**TASK PROMPT**
Keep the wording of each record exactly the same when you repeat it, and leave out pictures.

**DATA SUPPLIED**
|---|
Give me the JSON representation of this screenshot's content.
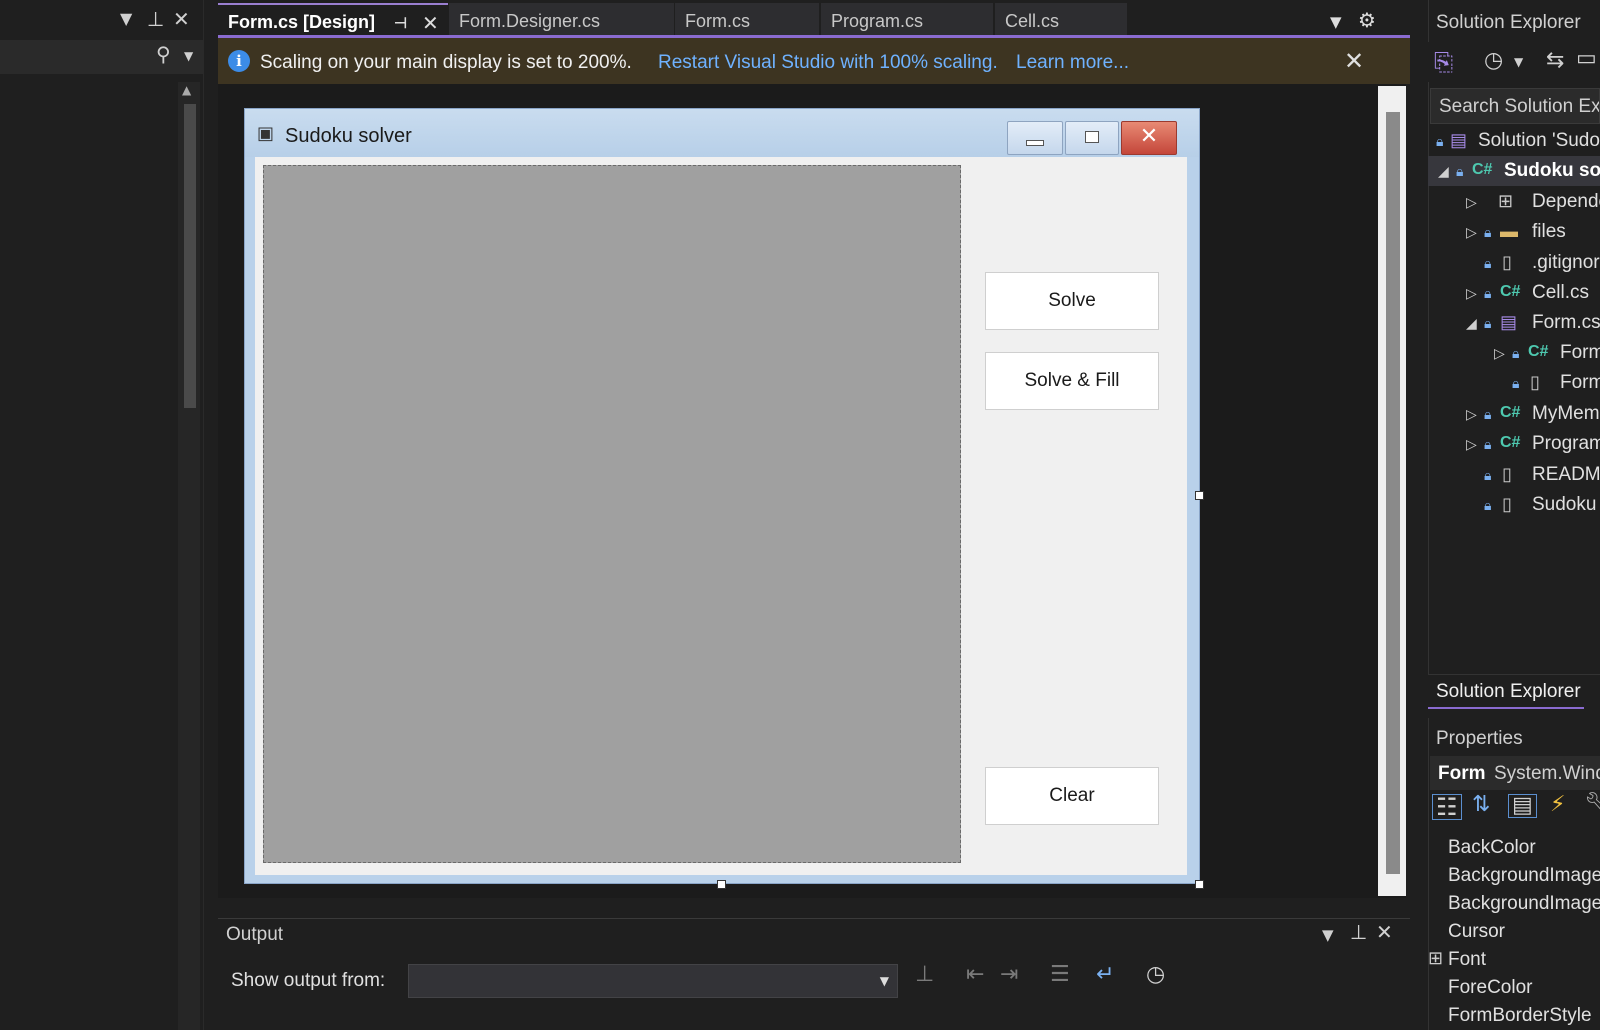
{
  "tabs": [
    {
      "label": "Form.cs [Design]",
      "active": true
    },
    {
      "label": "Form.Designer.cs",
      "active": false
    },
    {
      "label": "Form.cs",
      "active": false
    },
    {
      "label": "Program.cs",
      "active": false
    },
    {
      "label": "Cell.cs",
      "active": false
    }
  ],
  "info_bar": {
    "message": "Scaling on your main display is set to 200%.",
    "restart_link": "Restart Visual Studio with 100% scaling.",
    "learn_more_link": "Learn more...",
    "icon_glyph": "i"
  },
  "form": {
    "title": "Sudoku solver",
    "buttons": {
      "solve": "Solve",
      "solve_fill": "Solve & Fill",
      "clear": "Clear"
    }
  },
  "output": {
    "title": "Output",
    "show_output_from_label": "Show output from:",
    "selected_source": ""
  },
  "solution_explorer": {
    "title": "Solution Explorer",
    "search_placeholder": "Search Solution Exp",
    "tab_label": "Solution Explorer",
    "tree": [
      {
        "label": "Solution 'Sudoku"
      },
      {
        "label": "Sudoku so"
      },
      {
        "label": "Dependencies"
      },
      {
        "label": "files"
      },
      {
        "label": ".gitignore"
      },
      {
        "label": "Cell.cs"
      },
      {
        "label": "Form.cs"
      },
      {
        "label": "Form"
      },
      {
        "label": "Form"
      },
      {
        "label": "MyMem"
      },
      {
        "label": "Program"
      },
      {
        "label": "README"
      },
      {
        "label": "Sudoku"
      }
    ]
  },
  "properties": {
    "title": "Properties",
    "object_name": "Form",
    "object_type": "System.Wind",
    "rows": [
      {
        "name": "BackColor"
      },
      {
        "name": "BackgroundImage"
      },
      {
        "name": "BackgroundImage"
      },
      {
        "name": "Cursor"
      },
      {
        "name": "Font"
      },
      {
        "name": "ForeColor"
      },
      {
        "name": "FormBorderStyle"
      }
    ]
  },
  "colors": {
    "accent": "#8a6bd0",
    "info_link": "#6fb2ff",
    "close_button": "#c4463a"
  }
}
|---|
**FINISHED EXERCISE**
Give me the JSON representation of this screenshot's content.
{
  "tabs": [
    {
      "label": "Form.cs [Design]",
      "active": true
    },
    {
      "label": "Form.Designer.cs",
      "active": false
    },
    {
      "label": "Form.cs",
      "active": false
    },
    {
      "label": "Program.cs",
      "active": false
    },
    {
      "label": "Cell.cs",
      "active": false
    }
  ],
  "info_bar": {
    "message": "Scaling on your main display is set to 200%.",
    "restart_link": "Restart Visual Studio with 100% scaling.",
    "learn_more_link": "Learn more...",
    "icon_glyph": "i"
  },
  "form": {
    "title": "Sudoku solver",
    "buttons": {
      "solve": "Solve",
      "solve_fill": "Solve & Fill",
      "clear": "Clear"
    }
  },
  "output": {
    "title": "Output",
    "show_output_from_label": "Show output from:",
    "selected_source": ""
  },
  "solution_explorer": {
    "title": "Solution Explorer",
    "search_placeholder": "Search Solution Exp",
    "tab_label": "Solution Explorer",
    "tree": [
      {
        "label": "Solution 'Sudoku"
      },
      {
        "label": "Sudoku so"
      },
      {
        "label": "Dependencies"
      },
      {
        "label": "files"
      },
      {
        "label": ".gitignore"
      },
      {
        "label": "Cell.cs"
      },
      {
        "label": "Form.cs"
      },
      {
        "label": "Form"
      },
      {
        "label": "Form"
      },
      {
        "label": "MyMem"
      },
      {
        "label": "Program"
      },
      {
        "label": "README"
      },
      {
        "label": "Sudoku"
      }
    ]
  },
  "properties": {
    "title": "Properties",
    "object_name": "Form",
    "object_type": "System.Wind",
    "rows": [
      {
        "name": "BackColor"
      },
      {
        "name": "BackgroundImage"
      },
      {
        "name": "BackgroundImage"
      },
      {
        "name": "Cursor"
      },
      {
        "name": "Font"
      },
      {
        "name": "ForeColor"
      },
      {
        "name": "FormBorderStyle"
      }
    ]
  },
  "colors": {
    "accent": "#8a6bd0",
    "info_link": "#6fb2ff",
    "close_button": "#c4463a"
  }
}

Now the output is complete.